The title comes from a bit of information the guy relays--almost casually--about the first time an asteroid was going to destroy the earth. It was a given that it was going to crash right into the planet, but someone came up with a laser, no biggie, and the asteroid was destroyed, it was just a problem to be solved. And of course that phrase has other levels and layers of implication in the story. And in humanity's story.


Now are you telling me that that story is not going to do amazing things in the right venue if any of these people would get out of their own way? I don't believe that. It's too good, too important, too distinctive, too memorable, too imaginative, too timely.


But they are going to try to make sure that no one sees it. A guy like Sy Safransky at The Sun is going to try and make sure you cannot see it but that you see this inept pointlessness instead. And yes, that is the whole thing. That is what people like this pretend is great writing. And I defy anyone who has ever walked this earth to give me one single viable sentence how that story in The Sun is actually any good. According to this man, that is better than any single work I have ever written in my life.
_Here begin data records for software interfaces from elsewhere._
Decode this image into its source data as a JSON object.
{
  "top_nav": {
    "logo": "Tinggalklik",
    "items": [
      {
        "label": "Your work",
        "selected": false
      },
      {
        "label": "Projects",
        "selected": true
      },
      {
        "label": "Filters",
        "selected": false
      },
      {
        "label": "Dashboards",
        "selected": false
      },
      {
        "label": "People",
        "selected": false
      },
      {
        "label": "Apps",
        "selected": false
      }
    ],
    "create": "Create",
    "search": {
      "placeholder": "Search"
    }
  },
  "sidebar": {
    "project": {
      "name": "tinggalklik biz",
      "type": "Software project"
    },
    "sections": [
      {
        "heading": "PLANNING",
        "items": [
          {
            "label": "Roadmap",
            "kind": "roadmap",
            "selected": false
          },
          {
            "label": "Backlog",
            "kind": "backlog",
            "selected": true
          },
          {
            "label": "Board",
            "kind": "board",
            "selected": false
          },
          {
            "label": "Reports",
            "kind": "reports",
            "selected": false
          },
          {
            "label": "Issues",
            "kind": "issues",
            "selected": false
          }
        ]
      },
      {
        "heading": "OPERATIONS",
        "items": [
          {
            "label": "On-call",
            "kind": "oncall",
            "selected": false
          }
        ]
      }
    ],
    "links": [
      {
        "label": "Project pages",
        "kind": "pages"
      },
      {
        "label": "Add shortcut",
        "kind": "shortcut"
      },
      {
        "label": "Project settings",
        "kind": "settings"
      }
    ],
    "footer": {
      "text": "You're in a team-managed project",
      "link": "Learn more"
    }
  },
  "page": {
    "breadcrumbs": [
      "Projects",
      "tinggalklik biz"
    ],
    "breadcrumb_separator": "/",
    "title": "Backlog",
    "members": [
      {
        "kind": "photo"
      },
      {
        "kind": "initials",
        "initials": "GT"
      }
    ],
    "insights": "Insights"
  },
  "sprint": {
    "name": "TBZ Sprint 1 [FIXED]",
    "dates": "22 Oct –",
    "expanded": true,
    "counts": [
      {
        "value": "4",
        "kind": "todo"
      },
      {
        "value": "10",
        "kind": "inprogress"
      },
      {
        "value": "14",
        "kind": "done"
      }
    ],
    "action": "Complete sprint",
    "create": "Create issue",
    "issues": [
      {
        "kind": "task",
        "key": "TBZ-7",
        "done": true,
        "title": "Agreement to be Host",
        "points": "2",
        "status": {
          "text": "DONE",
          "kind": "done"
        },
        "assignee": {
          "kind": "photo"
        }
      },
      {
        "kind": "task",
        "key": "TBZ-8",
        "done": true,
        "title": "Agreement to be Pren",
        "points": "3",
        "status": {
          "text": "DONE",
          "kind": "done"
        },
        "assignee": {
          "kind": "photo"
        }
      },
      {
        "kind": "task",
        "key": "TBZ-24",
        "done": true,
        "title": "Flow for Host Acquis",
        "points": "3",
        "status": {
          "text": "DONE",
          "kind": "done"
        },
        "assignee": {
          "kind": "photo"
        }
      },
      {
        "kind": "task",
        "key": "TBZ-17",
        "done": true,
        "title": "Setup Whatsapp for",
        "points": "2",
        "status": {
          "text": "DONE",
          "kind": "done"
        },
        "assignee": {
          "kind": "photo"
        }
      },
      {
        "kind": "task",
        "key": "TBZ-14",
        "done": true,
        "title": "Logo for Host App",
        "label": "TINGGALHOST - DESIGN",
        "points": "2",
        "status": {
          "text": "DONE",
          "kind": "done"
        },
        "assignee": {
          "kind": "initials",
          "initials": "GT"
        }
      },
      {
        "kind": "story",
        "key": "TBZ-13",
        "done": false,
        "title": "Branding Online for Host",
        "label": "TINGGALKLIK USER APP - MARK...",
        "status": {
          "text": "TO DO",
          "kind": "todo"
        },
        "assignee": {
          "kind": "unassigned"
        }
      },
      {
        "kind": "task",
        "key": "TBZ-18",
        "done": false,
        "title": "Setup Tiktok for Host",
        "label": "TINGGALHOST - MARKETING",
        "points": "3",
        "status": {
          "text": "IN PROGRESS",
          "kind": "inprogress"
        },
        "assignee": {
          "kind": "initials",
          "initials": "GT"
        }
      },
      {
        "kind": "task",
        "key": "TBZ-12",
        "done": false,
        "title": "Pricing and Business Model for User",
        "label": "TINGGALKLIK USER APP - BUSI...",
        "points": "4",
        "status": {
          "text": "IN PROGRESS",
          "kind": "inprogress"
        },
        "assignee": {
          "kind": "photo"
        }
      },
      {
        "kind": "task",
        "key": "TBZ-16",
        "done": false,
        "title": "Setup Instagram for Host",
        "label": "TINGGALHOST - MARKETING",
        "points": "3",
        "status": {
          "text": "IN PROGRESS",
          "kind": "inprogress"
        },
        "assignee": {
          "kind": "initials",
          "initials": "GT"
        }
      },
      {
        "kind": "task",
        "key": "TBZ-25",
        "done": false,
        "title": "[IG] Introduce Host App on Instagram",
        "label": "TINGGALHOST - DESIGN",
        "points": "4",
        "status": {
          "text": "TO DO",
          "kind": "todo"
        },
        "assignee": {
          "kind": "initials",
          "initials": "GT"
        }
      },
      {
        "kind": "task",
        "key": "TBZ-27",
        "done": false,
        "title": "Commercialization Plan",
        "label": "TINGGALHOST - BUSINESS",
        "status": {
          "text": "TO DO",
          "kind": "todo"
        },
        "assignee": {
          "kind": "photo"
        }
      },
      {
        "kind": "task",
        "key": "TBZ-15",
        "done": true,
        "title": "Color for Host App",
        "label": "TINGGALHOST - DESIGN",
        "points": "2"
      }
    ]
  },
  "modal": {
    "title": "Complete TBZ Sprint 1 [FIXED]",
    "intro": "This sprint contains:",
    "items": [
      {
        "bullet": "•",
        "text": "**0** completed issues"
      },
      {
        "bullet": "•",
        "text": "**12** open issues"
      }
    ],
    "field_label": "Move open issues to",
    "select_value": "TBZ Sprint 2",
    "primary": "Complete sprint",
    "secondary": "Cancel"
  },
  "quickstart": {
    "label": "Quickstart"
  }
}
That's what we're dealing with here.


I also wrote the first two chapters of my children's book--I think we're going back to Saturday with all of this--which is called Silas Beaverton: The Beaver With a Dream As Big As All Outdoors. The second chapter made me cry at the end. It's very sweet. I'm still figuring things out. A lot to still figure out. And a lot may change. But I am getting there. I will get it all figured out. The process of everything becoming known to me is already well started. The goal is simple--write the best children's book ever. I want to hammer Charlotte's Web. That's what I'm looking at as the competition.


Emma needed something yesterday, which is probably why I heard from her--though maybe she had something else in mind--but she texted me to say that she had found a sick bird and she didn't know what to do, that its wing was broken. I was about to head out on my run, so I detoured and went and found her/them. The bird was not sick--it was a baby starling, which she had found out in the open on the pavement, and had moved under a tree in the shade. I told her that it just couldn't fly yet, was still figuring it out, but in a day or two it would be gone, probably. Then I taught her a little about identifying local birds, but I am not sure how much she cared about that. We didn't really say a lot. Not like we used to. Anyway, she said she was going to check on the bird today and would give me an update. (Actually just texted her and suggested she bring some bread to leave and some water as well if she checks on the bird today and it is still there.)


My man Howard hooked me up with a large set of Plastic Ono Band sessions--I will endeavor to write about the record later this year--plus a Primal Scream concert from 1992 and the Curtis Fuller Mosaic box. I dowloaded a fine Cecil Taylor live album from Japan in 1973 called Akisaila, with with Jimmy Lyons on alto and Andrew Cyrille on drums--now that's a band. Trying to find a copy of the Band's Hollywood Bowl concert from 1970, which is one of the earliest bootlegs and ought to be easy to find, but have been unable to locate it. I may have a copy somewhere but nothing like that is going to be found again until I am out of here and back in my house.


I cannot get "Sailing" out of my head. Yacht rock, baby.